Re: where is srfi-17 going? Per Bothner (05 Feb 2000 01:05 UTC)
Re: where is srfi-17 going? David Rush (05 Feb 2000 01:48 UTC)
Re: where is srfi-17 going? Lars Thomas Hansen (05 Feb 2000 02:57 UTC)
Re: where is srfi-17 going? David Rush (05 Feb 2000 02:05 UTC)
Re: where is srfi-17 going? sperber@xxxxxx (18 Feb 2000 14:45 UTC)
Re: where is srfi-17 going? sperber@xxxxxx (07 Feb 2000 08:56 UTC)

Re: where is srfi-17 going? David Rush 05 Feb 2000 01:46 UTC

Per Bothner <> writes:
> David Rush <> writes:
> > DB> I'm much more in favor of reifying locations ...
> > This is a very interesting idea, and as Per has said that it was his
> > original intent
> To repeat once more:  srfi-17 is *not* about reifying locations, and
> it was never my intent to propose that.  What I did was show how
> srfi-17 is *compatible* with reifying locations and works well
> with a Scheme dialect that has reified locations - but does not require it.
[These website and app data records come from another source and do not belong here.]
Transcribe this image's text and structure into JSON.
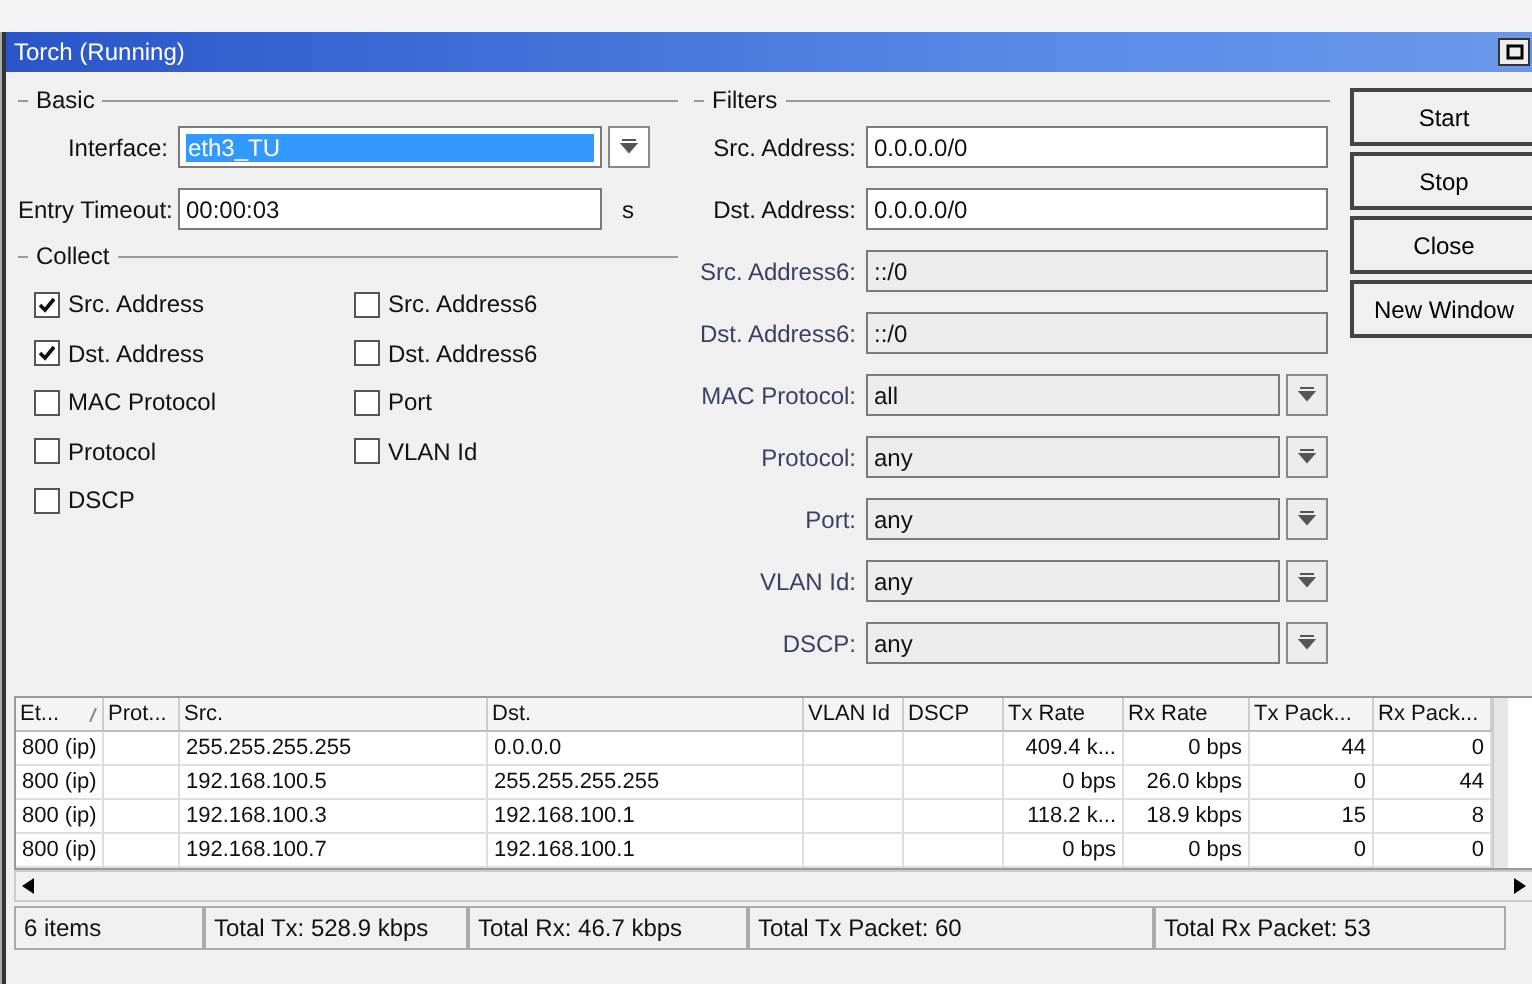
{
  "window": {
    "title": "Torch (Running)"
  },
  "basic": {
    "title": "Basic",
    "interface": {
      "label": "Interface:",
      "value": "eth3_TU",
      "selected": true
    },
    "entry_timeout": {
      "label": "Entry Timeout:",
      "value": "00:00:03",
      "unit": "s"
    }
  },
  "collect": {
    "title": "Collect",
    "items": [
      {
        "label": "Src. Address",
        "checked": true
      },
      {
        "label": "Dst. Address",
        "checked": true
      },
      {
        "label": "MAC Protocol",
        "checked": false
      },
      {
        "label": "Protocol",
        "checked": false
      },
      {
        "label": "DSCP",
        "checked": false
      },
      {
        "label": "Src. Address6",
        "checked": false
      },
      {
        "label": "Dst. Address6",
        "checked": false
      },
      {
        "label": "Port",
        "checked": false
      },
      {
        "label": "VLAN Id",
        "checked": false
      }
    ]
  },
  "filters": {
    "title": "Filters",
    "items": [
      {
        "label": "Src. Address:",
        "value": "0.0.0.0/0",
        "kind": "text",
        "disabled": false
      },
      {
        "label": "Dst. Address:",
        "value": "0.0.0.0/0",
        "kind": "text",
        "disabled": false
      },
      {
        "label": "Src. Address6:",
        "value": "::/0",
        "kind": "text",
        "disabled": true
      },
      {
        "label": "Dst. Address6:",
        "value": "::/0",
        "kind": "text",
        "disabled": true
      },
      {
        "label": "MAC Protocol:",
        "value": "all",
        "kind": "dropdown",
        "disabled": true
      },
      {
        "label": "Protocol:",
        "value": "any",
        "kind": "dropdown",
        "disabled": true
      },
      {
        "label": "Port:",
        "value": "any",
        "kind": "dropdown",
        "disabled": true
      },
      {
        "label": "VLAN Id:",
        "value": "any",
        "kind": "dropdown",
        "disabled": true
      },
      {
        "label": "DSCP:",
        "value": "any",
        "kind": "dropdown",
        "disabled": true
      }
    ]
  },
  "buttons": [
    "Start",
    "Stop",
    "Close",
    "New Window"
  ],
  "table": {
    "columns": [
      {
        "label": "Et...",
        "kind": "text",
        "sorted": true
      },
      {
        "label": "Prot...",
        "kind": "text",
        "sorted": false
      },
      {
        "label": "Src.",
        "kind": "text",
        "sorted": false
      },
      {
        "label": "Dst.",
        "kind": "text",
        "sorted": false
      },
      {
        "label": "VLAN Id",
        "kind": "text",
        "sorted": false
      },
      {
        "label": "DSCP",
        "kind": "text",
        "sorted": false
      },
      {
        "label": "Tx Rate",
        "kind": "number",
        "sorted": false
      },
      {
        "label": "Rx Rate",
        "kind": "number",
        "sorted": false
      },
      {
        "label": "Tx Pack...",
        "kind": "number",
        "sorted": false
      },
      {
        "label": "Rx Pack...",
        "kind": "number",
        "sorted": false
      }
    ],
    "rows": [
      [
        "800 (ip)",
        "",
        "255.255.255.255",
        "0.0.0.0",
        "",
        "",
        "409.4 k...",
        "0 bps",
        "44",
        "0"
      ],
      [
        "800 (ip)",
        "",
        "192.168.100.5",
        "255.255.255.255",
        "",
        "",
        "0 bps",
        "26.0 kbps",
        "0",
        "44"
      ],
      [
        "800 (ip)",
        "",
        "192.168.100.3",
        "192.168.100.1",
        "",
        "",
        "118.2 k...",
        "18.9 kbps",
        "15",
        "8"
      ],
      [
        "800 (ip)",
        "",
        "192.168.100.7",
        "192.168.100.1",
        "",
        "",
        "0 bps",
        "0 bps",
        "0",
        "0"
      ]
    ]
  },
  "status_bar": [
    "6 items",
    "Total Tx: 528.9 kbps",
    "Total Rx: 46.7 kbps",
    "Total Tx Packet: 60",
    "Total Rx Packet: 53"
  ]
}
No, SRFI-17 is not directly about reifying locations, but it strongly
implies that reification of locations is a Good Thing (tm). I
apologize for my inaccuracy here. However, I think, after reading the
entire message archive, that this is at the *heart* of people's issues
with this proposal, although I have formulated it differently. Shriram,
Mike, And Matthias have all brought up the fundamental difference
between SET! and SET-CAR!, and you have said that they're wrong
because SET! is simply the mutation of an implicit data
structure, the environment, aka the store, etc. Taking that approach
implies that bound names *are* equivalent to first-class `locations'
(or refs or whatever you want to call them).

> > However, Per's analogy with the C `&' operator makes very clear how
> > big this issue is. SRFI-17 is tinkering with fundamental language
> > semantics.
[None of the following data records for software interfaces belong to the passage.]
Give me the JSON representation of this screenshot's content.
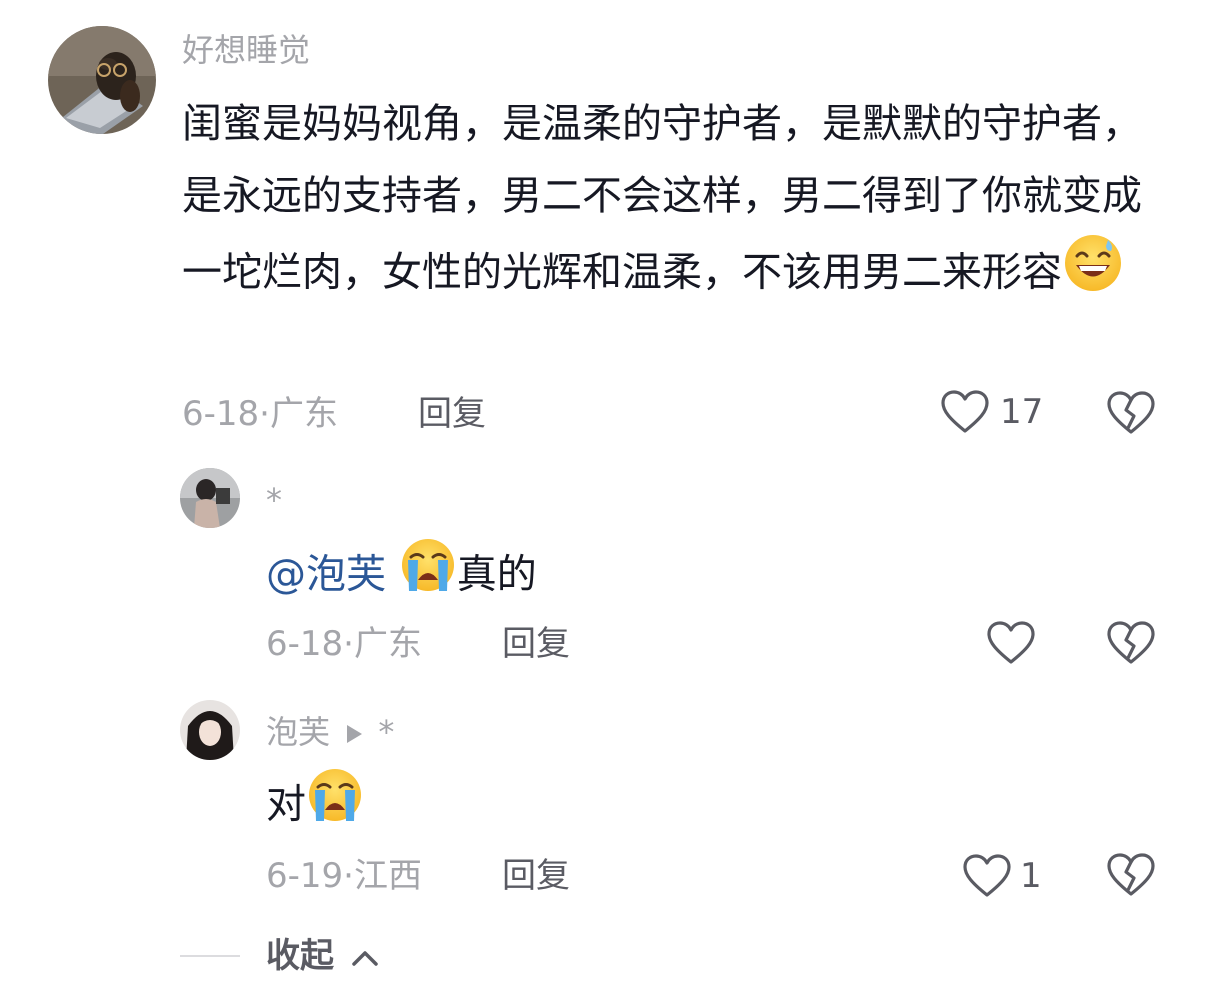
{
  "comments": [
    {
      "username": "好想睡觉",
      "text": "闺蜜是妈妈视角，是温柔的守护者，是默默的守护者，是永远的支持者，男二不会这样，男二得到了你就变成一坨烂肉，女性的光辉和温柔，不该用男二来形容",
      "emoji": "grinning-sweat-emoji",
      "date": "6-18",
      "location": "广东",
      "reply_label": "回复",
      "like_count": "17",
      "like_icon": "heart-outline-icon",
      "dislike_icon": "broken-heart-icon"
    }
  ],
  "replies": [
    {
      "username": "*",
      "mention": "@泡芙",
      "emoji": "loudly-crying-emoji",
      "text": "真的",
      "date": "6-18",
      "location": "广东",
      "reply_label": "回复",
      "like_count": ""
    },
    {
      "username": "泡芙",
      "reply_to_icon": "play-arrow-icon",
      "reply_to_name": "*",
      "text": "对",
      "emoji": "loudly-crying-emoji",
      "date": "6-19",
      "location": "江西",
      "reply_label": "回复",
      "like_count": "1"
    }
  ],
  "collapse_label": "收起",
  "colors": {
    "text": "#161823",
    "meta": "#a4a5aa",
    "secondary": "#5a5b63",
    "mention": "#2b5797"
  }
}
YES, IT IS! :)

> Lars Thomas Hansen's sample implementation is basically all it
> proposes.  See:

I have already looked at it, and it's ugly. It in fact implements what
I found most objectionable about SRFI-17 in the first place. With
SRFI-17 (as it stands) we suddenly get a whole new heap of stuff
magically bound to language *values* and not names. (Yes, there are
flaws in that statement for the pedantic of heart to exploit). This
feels much more like MACLISP or elisp than Scheme. (defun puts a
lambda value on the 'expr property of the atom...)

> [Editors: I propose this sample implementation be merged into the
> draft.  I can make a diff, but I trust you can Do The Right Thing
> without it.]
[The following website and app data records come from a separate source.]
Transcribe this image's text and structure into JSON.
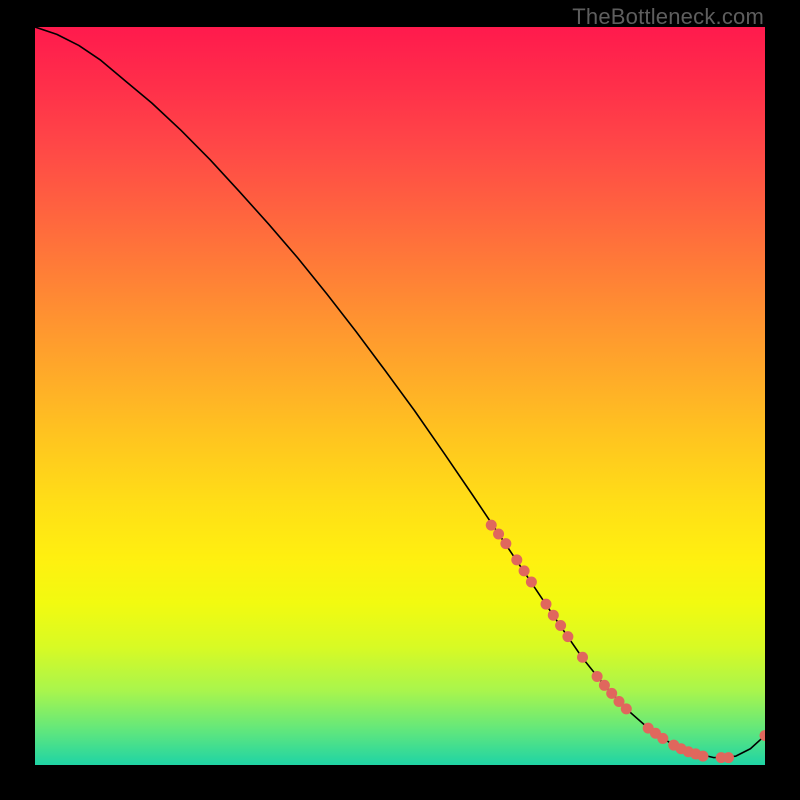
{
  "watermark": "TheBottleneck.com",
  "colors": {
    "curve": "#000000",
    "dot": "#e0675d",
    "bg_black": "#000000"
  },
  "chart_data": {
    "type": "line",
    "title": "",
    "xlabel": "",
    "ylabel": "",
    "xlim": [
      0,
      100
    ],
    "ylim": [
      0,
      100
    ],
    "grid": false,
    "legend": false,
    "series": [
      {
        "name": "curve",
        "x": [
          0,
          3,
          6,
          9,
          12,
          16,
          20,
          24,
          28,
          32,
          36,
          40,
          44,
          48,
          52,
          56,
          60,
          64,
          68,
          72,
          75,
          78,
          81,
          84,
          87,
          90,
          93,
          96,
          98,
          100
        ],
        "y": [
          100,
          99,
          97.5,
          95.5,
          93,
          89.7,
          86,
          82,
          77.7,
          73.3,
          68.7,
          63.8,
          58.7,
          53.4,
          48,
          42.3,
          36.5,
          30.6,
          24.7,
          18.8,
          14.5,
          10.8,
          7.6,
          5,
          3,
          1.7,
          1,
          1.2,
          2.2,
          4
        ]
      }
    ],
    "markers": [
      {
        "x": 62.5,
        "y": 32.5
      },
      {
        "x": 63.5,
        "y": 31.3
      },
      {
        "x": 64.5,
        "y": 30.0
      },
      {
        "x": 66.0,
        "y": 27.8
      },
      {
        "x": 67.0,
        "y": 26.3
      },
      {
        "x": 68.0,
        "y": 24.8
      },
      {
        "x": 70.0,
        "y": 21.8
      },
      {
        "x": 71.0,
        "y": 20.3
      },
      {
        "x": 72.0,
        "y": 18.9
      },
      {
        "x": 73.0,
        "y": 17.4
      },
      {
        "x": 75.0,
        "y": 14.6
      },
      {
        "x": 77.0,
        "y": 12.0
      },
      {
        "x": 78.0,
        "y": 10.8
      },
      {
        "x": 79.0,
        "y": 9.7
      },
      {
        "x": 80.0,
        "y": 8.6
      },
      {
        "x": 81.0,
        "y": 7.6
      },
      {
        "x": 84.0,
        "y": 5.0
      },
      {
        "x": 85.0,
        "y": 4.3
      },
      {
        "x": 86.0,
        "y": 3.6
      },
      {
        "x": 87.5,
        "y": 2.7
      },
      {
        "x": 88.5,
        "y": 2.2
      },
      {
        "x": 89.5,
        "y": 1.8
      },
      {
        "x": 90.5,
        "y": 1.5
      },
      {
        "x": 91.5,
        "y": 1.2
      },
      {
        "x": 94.0,
        "y": 1.0
      },
      {
        "x": 95.0,
        "y": 1.0
      },
      {
        "x": 100.0,
        "y": 4.0
      }
    ]
  }
}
This certainly should be done.

> > accept opaque types as a fundamental fact of life. In my *engineering*
> > experience, I have found opaque types to be a universally good
> > idea. This is so much the case that even when I am programming in
> > straight C, I still use abstract setters in preference to direct
> > mutation of structs; it is *much* easier to ensure data structure
> > integrity with opaque types.
> On the other hand, with Kawa's define-alias compiled with generalized
> set! you can ensure data structure integrity with opaque types,
> while still using the convenient and natural variable/set! syntax.

But we don't have Kawa's DEFINE-ALIAS in this SRFI, now do we? As it
stands, SRFI-17 opens a wide door for bad data-structure manipulation
techniques. On that basis, I still don't like it.

> > Having reified locations
> > (and thus the ability to access hardware-level addresses)
> The latter is completely independent to the latter,


> except that
> first-class locations would allow some prettier syntax for
> accessing hardware-level addresses, if you had some primitives
> for getting/setting the addresses.

Yep. I only brought that up as part of my motivation for not rejecting
this proposal out of hand. As it stands, I *still* don't really like
it. In it's implication of first-class locations, I think it has some

david rush
And Visual Basic programmers should be paid minimum wage :)
	-- Jeffrey Straszheim (on comp.lang.functional)